__DATASET__:

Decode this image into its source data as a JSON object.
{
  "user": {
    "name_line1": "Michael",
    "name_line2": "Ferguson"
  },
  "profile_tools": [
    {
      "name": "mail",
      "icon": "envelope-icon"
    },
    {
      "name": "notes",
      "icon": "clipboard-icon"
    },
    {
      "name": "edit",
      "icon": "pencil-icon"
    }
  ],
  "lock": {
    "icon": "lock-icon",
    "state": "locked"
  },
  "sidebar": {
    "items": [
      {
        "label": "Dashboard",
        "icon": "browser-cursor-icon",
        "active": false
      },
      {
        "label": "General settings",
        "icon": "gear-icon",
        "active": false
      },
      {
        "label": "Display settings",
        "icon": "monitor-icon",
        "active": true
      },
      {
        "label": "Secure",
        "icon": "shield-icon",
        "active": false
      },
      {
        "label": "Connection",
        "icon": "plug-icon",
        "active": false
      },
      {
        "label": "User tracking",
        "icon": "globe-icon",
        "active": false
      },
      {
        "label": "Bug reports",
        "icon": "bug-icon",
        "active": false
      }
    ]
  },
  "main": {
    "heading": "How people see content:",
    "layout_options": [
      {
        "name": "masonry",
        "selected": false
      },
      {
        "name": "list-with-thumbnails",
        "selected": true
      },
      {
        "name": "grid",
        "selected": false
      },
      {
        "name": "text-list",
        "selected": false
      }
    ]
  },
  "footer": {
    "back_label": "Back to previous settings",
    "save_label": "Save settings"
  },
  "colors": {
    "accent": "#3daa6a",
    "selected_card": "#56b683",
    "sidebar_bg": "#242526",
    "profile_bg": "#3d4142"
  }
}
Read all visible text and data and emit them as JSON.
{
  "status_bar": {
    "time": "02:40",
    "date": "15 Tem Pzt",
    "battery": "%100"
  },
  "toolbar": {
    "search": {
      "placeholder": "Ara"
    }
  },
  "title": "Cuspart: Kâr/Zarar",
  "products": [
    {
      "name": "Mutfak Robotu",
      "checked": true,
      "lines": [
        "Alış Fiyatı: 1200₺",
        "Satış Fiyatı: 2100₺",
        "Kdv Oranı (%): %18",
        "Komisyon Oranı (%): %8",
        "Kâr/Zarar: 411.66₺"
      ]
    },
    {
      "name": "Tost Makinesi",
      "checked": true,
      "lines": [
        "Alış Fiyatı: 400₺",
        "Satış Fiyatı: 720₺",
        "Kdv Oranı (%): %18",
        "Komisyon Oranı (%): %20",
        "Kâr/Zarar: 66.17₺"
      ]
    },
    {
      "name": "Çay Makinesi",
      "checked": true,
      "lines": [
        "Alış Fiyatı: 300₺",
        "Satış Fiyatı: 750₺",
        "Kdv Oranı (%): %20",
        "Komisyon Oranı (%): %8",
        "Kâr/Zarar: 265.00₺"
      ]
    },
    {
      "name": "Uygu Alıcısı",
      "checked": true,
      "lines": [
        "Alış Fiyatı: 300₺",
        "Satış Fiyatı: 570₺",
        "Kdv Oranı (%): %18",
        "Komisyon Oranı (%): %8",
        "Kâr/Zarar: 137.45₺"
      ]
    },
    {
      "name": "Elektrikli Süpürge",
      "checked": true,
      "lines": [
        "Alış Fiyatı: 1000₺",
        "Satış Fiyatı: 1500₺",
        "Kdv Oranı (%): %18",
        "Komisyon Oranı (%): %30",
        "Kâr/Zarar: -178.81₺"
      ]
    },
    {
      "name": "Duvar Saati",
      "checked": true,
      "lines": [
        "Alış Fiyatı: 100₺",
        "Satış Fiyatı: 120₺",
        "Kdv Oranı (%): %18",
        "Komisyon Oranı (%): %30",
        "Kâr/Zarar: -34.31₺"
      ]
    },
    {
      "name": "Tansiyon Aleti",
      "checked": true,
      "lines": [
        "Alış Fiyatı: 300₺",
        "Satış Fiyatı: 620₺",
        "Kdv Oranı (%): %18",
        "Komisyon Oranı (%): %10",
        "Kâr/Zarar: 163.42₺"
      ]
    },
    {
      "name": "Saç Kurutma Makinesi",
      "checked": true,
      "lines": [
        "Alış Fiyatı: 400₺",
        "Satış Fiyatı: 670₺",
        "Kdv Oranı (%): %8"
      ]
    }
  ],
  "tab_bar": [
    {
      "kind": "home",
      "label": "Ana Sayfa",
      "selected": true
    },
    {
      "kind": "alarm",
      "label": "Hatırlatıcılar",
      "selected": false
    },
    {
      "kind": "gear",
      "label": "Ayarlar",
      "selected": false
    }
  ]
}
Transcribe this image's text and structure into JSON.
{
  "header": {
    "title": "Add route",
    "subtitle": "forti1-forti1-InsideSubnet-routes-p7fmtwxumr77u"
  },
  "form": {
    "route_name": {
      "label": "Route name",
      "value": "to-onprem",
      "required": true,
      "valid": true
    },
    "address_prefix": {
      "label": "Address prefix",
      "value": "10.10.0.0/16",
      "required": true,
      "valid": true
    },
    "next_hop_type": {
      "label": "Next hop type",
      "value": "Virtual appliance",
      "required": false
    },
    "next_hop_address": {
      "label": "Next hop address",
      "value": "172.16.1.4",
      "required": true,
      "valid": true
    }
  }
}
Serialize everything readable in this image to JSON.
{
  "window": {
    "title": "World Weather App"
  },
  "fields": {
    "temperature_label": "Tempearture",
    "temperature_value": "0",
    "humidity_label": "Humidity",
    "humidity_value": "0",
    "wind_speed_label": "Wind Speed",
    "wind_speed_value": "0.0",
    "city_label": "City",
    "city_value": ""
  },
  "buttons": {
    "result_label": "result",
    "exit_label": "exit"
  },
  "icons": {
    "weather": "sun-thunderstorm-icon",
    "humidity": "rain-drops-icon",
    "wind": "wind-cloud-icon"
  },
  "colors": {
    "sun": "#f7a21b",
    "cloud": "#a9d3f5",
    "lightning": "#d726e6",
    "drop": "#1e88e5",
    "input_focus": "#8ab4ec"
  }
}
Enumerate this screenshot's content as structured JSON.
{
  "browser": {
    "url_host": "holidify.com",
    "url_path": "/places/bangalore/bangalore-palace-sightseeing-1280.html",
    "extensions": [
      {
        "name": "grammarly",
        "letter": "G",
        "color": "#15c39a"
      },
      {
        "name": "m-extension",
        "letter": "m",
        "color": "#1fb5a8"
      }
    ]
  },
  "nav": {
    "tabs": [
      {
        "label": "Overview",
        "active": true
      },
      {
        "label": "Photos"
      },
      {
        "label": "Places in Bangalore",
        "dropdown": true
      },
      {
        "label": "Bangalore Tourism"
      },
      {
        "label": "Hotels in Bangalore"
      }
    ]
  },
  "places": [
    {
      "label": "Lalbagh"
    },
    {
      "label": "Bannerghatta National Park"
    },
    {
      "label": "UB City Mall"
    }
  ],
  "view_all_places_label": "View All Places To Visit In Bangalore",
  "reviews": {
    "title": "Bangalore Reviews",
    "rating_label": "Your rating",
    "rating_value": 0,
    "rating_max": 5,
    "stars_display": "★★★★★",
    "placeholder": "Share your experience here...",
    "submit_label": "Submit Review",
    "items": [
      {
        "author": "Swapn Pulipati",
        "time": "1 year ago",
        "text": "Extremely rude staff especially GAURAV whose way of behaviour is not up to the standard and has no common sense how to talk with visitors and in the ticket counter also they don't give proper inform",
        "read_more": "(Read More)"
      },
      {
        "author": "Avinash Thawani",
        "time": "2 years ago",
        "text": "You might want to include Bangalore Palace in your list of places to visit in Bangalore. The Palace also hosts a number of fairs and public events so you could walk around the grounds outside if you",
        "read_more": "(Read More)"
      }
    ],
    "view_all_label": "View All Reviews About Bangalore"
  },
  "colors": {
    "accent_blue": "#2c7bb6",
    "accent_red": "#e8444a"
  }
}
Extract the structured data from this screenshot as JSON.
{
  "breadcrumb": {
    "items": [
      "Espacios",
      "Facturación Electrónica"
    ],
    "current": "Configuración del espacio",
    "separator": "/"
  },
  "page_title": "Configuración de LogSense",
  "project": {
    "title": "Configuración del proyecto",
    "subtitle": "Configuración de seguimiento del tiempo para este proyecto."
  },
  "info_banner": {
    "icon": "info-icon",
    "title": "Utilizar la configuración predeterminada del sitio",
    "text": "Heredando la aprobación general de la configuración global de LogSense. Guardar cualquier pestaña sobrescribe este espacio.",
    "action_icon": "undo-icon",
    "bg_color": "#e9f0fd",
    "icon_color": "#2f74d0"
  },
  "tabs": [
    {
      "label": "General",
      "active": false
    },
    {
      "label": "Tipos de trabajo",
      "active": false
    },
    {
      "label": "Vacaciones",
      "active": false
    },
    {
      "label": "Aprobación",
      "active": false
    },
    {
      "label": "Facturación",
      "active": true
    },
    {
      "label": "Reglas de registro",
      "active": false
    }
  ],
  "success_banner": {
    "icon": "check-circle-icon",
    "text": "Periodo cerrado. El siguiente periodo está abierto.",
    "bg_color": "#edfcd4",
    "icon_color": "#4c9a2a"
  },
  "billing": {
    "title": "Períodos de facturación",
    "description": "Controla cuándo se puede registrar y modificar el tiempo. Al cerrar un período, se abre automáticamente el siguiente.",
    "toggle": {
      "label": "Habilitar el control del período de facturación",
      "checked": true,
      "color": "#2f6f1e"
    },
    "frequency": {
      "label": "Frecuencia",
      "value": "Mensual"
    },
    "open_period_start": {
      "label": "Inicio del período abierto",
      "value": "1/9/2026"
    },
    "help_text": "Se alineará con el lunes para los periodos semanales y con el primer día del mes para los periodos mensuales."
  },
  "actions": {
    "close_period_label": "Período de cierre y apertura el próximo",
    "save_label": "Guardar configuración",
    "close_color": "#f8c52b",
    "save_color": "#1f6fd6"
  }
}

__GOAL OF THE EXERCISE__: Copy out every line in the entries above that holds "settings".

__WRITTEN SOLUTION__:
        "label": "General settings",
        "label": "Display settings",
    "back_label": "Back to previous settings",
    "save_label": "Save settings"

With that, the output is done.